= Beginning of Section =

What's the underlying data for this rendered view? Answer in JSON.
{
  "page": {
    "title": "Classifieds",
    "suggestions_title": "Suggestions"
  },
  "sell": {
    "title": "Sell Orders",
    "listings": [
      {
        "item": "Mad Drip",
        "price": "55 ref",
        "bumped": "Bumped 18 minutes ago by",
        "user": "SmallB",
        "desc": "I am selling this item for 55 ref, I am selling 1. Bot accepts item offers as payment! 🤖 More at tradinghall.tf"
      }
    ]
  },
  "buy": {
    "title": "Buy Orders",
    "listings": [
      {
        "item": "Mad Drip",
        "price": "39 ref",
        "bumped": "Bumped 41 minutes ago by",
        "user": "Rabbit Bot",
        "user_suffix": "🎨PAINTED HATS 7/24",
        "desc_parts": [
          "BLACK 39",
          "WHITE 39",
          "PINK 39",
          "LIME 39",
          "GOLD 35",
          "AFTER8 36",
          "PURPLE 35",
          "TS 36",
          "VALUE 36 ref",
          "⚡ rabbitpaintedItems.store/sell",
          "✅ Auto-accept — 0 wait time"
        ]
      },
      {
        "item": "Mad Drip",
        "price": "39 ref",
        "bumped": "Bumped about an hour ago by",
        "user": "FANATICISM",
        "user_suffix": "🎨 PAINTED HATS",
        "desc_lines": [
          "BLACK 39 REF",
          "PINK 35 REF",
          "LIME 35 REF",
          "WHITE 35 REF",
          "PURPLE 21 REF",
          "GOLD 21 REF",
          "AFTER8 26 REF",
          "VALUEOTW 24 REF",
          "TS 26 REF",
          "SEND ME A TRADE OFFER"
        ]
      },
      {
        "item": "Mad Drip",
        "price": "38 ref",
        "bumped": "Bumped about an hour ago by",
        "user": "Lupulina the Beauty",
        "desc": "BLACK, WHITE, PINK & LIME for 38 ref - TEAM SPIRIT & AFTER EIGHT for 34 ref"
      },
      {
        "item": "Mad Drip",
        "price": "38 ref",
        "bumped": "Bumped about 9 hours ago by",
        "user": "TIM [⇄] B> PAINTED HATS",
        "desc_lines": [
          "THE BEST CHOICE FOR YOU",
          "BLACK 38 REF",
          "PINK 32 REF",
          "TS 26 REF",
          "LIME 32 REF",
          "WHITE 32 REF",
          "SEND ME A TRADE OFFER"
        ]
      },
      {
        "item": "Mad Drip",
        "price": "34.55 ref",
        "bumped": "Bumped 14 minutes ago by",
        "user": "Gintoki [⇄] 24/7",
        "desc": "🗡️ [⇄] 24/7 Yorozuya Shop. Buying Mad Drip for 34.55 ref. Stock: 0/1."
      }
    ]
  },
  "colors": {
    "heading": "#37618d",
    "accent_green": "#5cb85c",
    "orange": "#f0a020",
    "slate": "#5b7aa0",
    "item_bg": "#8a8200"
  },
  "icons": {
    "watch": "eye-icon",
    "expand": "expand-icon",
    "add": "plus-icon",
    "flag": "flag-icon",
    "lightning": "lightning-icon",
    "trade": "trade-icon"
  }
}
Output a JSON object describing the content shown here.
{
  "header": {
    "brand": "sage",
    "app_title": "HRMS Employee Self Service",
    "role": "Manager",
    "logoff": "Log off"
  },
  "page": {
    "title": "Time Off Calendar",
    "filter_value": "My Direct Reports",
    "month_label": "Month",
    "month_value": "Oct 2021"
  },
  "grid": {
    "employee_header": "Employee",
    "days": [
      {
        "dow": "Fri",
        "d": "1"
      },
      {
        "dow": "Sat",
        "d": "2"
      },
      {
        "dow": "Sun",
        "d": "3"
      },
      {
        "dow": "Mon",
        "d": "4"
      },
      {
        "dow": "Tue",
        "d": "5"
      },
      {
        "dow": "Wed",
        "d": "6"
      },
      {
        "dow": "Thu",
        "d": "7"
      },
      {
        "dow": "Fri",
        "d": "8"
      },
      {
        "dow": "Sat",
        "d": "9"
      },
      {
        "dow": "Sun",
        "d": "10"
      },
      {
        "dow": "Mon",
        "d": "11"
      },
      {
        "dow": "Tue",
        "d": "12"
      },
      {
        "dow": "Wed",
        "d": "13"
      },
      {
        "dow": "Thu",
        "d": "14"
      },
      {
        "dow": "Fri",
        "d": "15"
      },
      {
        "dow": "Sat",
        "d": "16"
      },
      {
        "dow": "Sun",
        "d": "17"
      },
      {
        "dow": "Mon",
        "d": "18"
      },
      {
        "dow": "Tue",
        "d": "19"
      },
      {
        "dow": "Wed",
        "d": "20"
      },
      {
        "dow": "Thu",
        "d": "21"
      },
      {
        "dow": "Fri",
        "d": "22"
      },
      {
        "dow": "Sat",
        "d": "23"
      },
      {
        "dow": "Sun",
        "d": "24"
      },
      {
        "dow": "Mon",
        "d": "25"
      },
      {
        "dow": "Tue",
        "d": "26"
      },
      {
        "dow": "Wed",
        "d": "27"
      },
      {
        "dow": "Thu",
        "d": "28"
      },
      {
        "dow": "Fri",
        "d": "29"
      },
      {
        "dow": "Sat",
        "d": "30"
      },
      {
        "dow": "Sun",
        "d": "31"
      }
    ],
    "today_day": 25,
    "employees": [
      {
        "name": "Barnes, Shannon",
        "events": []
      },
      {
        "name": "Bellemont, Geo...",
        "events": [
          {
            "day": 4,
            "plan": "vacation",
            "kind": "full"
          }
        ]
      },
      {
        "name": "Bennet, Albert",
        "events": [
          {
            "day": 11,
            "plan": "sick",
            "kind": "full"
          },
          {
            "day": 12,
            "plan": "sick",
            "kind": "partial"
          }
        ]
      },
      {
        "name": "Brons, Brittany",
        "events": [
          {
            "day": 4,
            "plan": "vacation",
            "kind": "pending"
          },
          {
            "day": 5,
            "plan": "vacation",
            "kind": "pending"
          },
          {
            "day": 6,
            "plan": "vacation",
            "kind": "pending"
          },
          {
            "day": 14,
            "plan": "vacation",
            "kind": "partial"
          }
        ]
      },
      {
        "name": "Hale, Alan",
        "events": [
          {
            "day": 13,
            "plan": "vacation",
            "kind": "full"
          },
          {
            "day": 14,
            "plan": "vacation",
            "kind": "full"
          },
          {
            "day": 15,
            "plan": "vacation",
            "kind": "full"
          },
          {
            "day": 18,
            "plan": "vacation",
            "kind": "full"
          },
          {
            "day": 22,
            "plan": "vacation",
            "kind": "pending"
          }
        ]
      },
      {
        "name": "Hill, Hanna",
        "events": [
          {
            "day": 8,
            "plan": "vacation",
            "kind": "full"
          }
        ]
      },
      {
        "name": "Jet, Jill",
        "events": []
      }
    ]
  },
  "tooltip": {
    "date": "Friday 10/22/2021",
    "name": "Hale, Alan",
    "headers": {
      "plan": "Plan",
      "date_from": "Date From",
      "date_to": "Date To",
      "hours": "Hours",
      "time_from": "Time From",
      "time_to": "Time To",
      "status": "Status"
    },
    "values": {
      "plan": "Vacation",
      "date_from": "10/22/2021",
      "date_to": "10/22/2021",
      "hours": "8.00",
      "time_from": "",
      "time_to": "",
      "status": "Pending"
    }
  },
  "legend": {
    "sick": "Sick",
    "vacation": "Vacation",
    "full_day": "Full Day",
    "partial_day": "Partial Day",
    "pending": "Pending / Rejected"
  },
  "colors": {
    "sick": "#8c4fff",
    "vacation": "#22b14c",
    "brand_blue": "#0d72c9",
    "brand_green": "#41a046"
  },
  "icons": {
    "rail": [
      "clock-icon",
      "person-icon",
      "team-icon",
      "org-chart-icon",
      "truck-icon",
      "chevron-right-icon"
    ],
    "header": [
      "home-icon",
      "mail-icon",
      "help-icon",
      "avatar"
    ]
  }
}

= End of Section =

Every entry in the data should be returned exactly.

What's the underlying data for this rendered view? Answer in JSON.
{
  "page": {
    "title": "Classifieds",
    "suggestions_title": "Suggestions"
  },
  "sell": {
    "title": "Sell Orders",
    "listings": [
      {
        "item": "Mad Drip",
        "price": "55 ref",
        "bumped": "Bumped 18 minutes ago by",
        "user": "SmallB",
        "desc": "I am selling this item for 55 ref, I am selling 1. Bot accepts item offers as payment! 🤖 More at tradinghall.tf"
      }
    ]
  },
  "buy": {
    "title": "Buy Orders",
    "listings": [
      {
        "item": "Mad Drip",
        "price": "39 ref",
        "bumped": "Bumped 41 minutes ago by",
        "user": "Rabbit Bot",
        "user_suffix": "🎨PAINTED HATS 7/24",
        "desc_parts": [
          "BLACK 39",
          "WHITE 39",
          "PINK 39",
          "LIME 39",
          "GOLD 35",
          "AFTER8 36",
          "PURPLE 35",
          "TS 36",
          "VALUE 36 ref",
          "⚡ rabbitpaintedItems.store/sell",
          "✅ Auto-accept — 0 wait time"
        ]
      },
      {
        "item": "Mad Drip",
        "price": "39 ref",
        "bumped": "Bumped about an hour ago by",
        "user": "FANATICISM",
        "user_suffix": "🎨 PAINTED HATS",
        "desc_lines": [
          "BLACK 39 REF",
          "PINK 35 REF",
          "LIME 35 REF",
          "WHITE 35 REF",
          "PURPLE 21 REF",
          "GOLD 21 REF",
          "AFTER8 26 REF",
          "VALUEOTW 24 REF",
          "TS 26 REF",
          "SEND ME A TRADE OFFER"
        ]
      },
      {
        "item": "Mad Drip",
        "price": "38 ref",
        "bumped": "Bumped about an hour ago by",
        "user": "Lupulina the Beauty",
        "desc": "BLACK, WHITE, PINK & LIME for 38 ref - TEAM SPIRIT & AFTER EIGHT for 34 ref"
      },
      {
        "item": "Mad Drip",
        "price": "38 ref",
        "bumped": "Bumped about 9 hours ago by",
        "user": "TIM [⇄] B> PAINTED HATS",
        "desc_lines": [
          "THE BEST CHOICE FOR YOU",
          "BLACK 38 REF",
          "PINK 32 REF",
          "TS 26 REF",
          "LIME 32 REF",
          "WHITE 32 REF",
          "SEND ME A TRADE OFFER"
        ]
      },
      {
        "item": "Mad Drip",
        "price": "34.55 ref",
        "bumped": "Bumped 14 minutes ago by",
        "user": "Gintoki [⇄] 24/7",
        "desc": "🗡️ [⇄] 24/7 Yorozuya Shop. Buying Mad Drip for 34.55 ref. Stock: 0/1."
      }
    ]
  },
  "colors": {
    "heading": "#37618d",
    "accent_green": "#5cb85c",
    "orange": "#f0a020",
    "slate": "#5b7aa0",
    "item_bg": "#8a8200"
  },
  "icons": {
    "watch": "eye-icon",
    "expand": "expand-icon",
    "add": "plus-icon",
    "flag": "flag-icon",
    "lightning": "lightning-icon",
    "trade": "trade-icon"
  }
}
Output a JSON object describing the content shown here.
{
  "header": {
    "brand": "sage",
    "app_title": "HRMS Employee Self Service",
    "role": "Manager",
    "logoff": "Log off"
  },
  "page": {
    "title": "Time Off Calendar",
    "filter_value": "My Direct Reports",
    "month_label": "Month",
    "month_value": "Oct 2021"
  },
  "grid": {
    "employee_header": "Employee",
    "days": [
      {
        "dow": "Fri",
        "d": "1"
      },
      {
        "dow": "Sat",
        "d": "2"
      },
      {
        "dow": "Sun",
        "d": "3"
      },
      {
        "dow": "Mon",
        "d": "4"
      },
      {
        "dow": "Tue",
        "d": "5"
      },
      {
        "dow": "Wed",
        "d": "6"
      },
      {
        "dow": "Thu",
        "d": "7"
      },
      {
        "dow": "Fri",
        "d": "8"
      },
      {
        "dow": "Sat",
        "d": "9"
      },
      {
        "dow": "Sun",
        "d": "10"
      },
      {
        "dow": "Mon",
        "d": "11"
      },
      {
        "dow": "Tue",
        "d": "12"
      },
      {
        "dow": "Wed",
        "d": "13"
      },
      {
        "dow": "Thu",
        "d": "14"
      },
      {
        "dow": "Fri",
        "d": "15"
      },
      {
        "dow": "Sat",
        "d": "16"
      },
      {
        "dow": "Sun",
        "d": "17"
      },
      {
        "dow": "Mon",
        "d": "18"
      },
      {
        "dow": "Tue",
        "d": "19"
      },
      {
        "dow": "Wed",
        "d": "20"
      },
      {
        "dow": "Thu",
        "d": "21"
      },
      {
        "dow": "Fri",
        "d": "22"
      },
      {
        "dow": "Sat",
        "d": "23"
      },
      {
        "dow": "Sun",
        "d": "24"
      },
      {
        "dow": "Mon",
        "d": "25"
      },
      {
        "dow": "Tue",
        "d": "26"
      },
      {
        "dow": "Wed",
        "d": "27"
      },
      {
        "dow": "Thu",
        "d": "28"
      },
      {
        "dow": "Fri",
        "d": "29"
      },
      {
        "dow": "Sat",
        "d": "30"
      },
      {
        "dow": "Sun",
        "d": "31"
      }
    ],
    "today_day": 25,
    "employees": [
      {
        "name": "Barnes, Shannon",
        "events": []
      },
      {
        "name": "Bellemont, Geo...",
        "events": [
          {
            "day": 4,
            "plan": "vacation",
            "kind": "full"
          }
        ]
      },
      {
        "name": "Bennet, Albert",
        "events": [
          {
            "day": 11,
            "plan": "sick",
            "kind": "full"
          },
          {
            "day": 12,
            "plan": "sick",
            "kind": "partial"
          }
        ]
      },
      {
        "name": "Brons, Brittany",
        "events": [
          {
            "day": 4,
            "plan": "vacation",
            "kind": "pending"
          },
          {
            "day": 5,
            "plan": "vacation",
            "kind": "pending"
          },
          {
            "day": 6,
            "plan": "vacation",
            "kind": "pending"
          },
          {
            "day": 14,
            "plan": "vacation",
            "kind": "partial"
          }
        ]
      },
      {
        "name": "Hale, Alan",
        "events": [
          {
            "day": 13,
            "plan": "vacation",
            "kind": "full"
          },
          {
            "day": 14,
            "plan": "vacation",
            "kind": "full"
          },
          {
            "day": 15,
            "plan": "vacation",
            "kind": "full"
          },
          {
            "day": 18,
            "plan": "vacation",
            "kind": "full"
          },
          {
            "day": 22,
            "plan": "vacation",
            "kind": "pending"
          }
        ]
      },
      {
        "name": "Hill, Hanna",
        "events": [
          {
            "day": 8,
            "plan": "vacation",
            "kind": "full"
          }
        ]
      },
      {
        "name": "Jet, Jill",
        "events": []
      }
    ]
  },
  "tooltip": {
    "date": "Friday 10/22/2021",
    "name": "Hale, Alan",
    "headers": {
      "plan": "Plan",
      "date_from": "Date From",
      "date_to": "Date To",
      "hours": "Hours",
      "time_from": "Time From",
      "time_to": "Time To",
      "status": "Status"
    },
    "values": {
      "plan": "Vacation",
      "date_from": "10/22/2021",
      "date_to": "10/22/2021",
      "hours": "8.00",
      "time_from": "",
      "time_to": "",
      "status": "Pending"
    }
  },
  "legend": {
    "sick": "Sick",
    "vacation": "Vacation",
    "full_day": "Full Day",
    "partial_day": "Partial Day",
    "pending": "Pending / Rejected"
  },
  "colors": {
    "sick": "#8c4fff",
    "vacation": "#22b14c",
    "brand_blue": "#0d72c9",
    "brand_green": "#41a046"
  },
  "icons": {
    "rail": [
      "clock-icon",
      "person-icon",
      "team-icon",
      "org-chart-icon",
      "truck-icon",
      "chevron-right-icon"
    ],
    "header": [
      "home-icon",
      "mail-icon",
      "help-icon",
      "avatar"
    ]
  }
}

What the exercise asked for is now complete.